◆ **Directions**
Give every entry again precisely as it appears.
——————————
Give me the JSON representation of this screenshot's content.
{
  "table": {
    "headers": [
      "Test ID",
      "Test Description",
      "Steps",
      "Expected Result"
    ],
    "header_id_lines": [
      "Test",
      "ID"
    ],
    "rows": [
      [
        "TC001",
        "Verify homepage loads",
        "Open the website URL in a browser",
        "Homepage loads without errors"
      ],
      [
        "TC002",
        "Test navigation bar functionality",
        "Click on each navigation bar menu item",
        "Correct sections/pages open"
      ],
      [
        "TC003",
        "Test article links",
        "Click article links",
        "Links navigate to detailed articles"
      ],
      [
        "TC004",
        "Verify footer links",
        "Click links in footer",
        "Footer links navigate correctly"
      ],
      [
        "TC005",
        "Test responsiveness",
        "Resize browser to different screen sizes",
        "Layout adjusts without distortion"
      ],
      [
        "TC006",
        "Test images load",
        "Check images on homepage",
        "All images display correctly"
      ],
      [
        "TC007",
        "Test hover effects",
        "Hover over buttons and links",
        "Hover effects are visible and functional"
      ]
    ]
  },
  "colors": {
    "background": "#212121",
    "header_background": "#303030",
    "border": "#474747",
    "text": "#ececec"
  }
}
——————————
◆ **Answer to this problem**
Give me the JSON representation of this screenshot's content.
{
  "table": {
    "headers": [
      "Test ID",
      "Test Description",
      "Steps",
      "Expected Result"
    ],
    "header_id_lines": [
      "Test",
      "ID"
    ],
    "rows": [
      [
        "TC001",
        "Verify homepage loads",
        "Open the website URL in a browser",
        "Homepage loads without errors"
      ],
      [
        "TC002",
        "Test navigation bar functionality",
        "Click on each navigation bar menu item",
        "Correct sections/pages open"
      ],
      [
        "TC003",
        "Test article links",
        "Click article links",
        "Links navigate to detailed articles"
      ],
      [
        "TC004",
        "Verify footer links",
        "Click links in footer",
        "Footer links navigate correctly"
      ],
      [
        "TC005",
        "Test responsiveness",
        "Resize browser to different screen sizes",
        "Layout adjusts without distortion"
      ],
      [
        "TC006",
        "Test images load",
        "Check images on homepage",
        "All images display correctly"
      ],
      [
        "TC007",
        "Test hover effects",
        "Hover over buttons and links",
        "Hover effects are visible and functional"
      ]
    ]
  },
  "colors": {
    "background": "#212121",
    "header_background": "#303030",
    "border": "#474747",
    "text": "#ececec"
  }
}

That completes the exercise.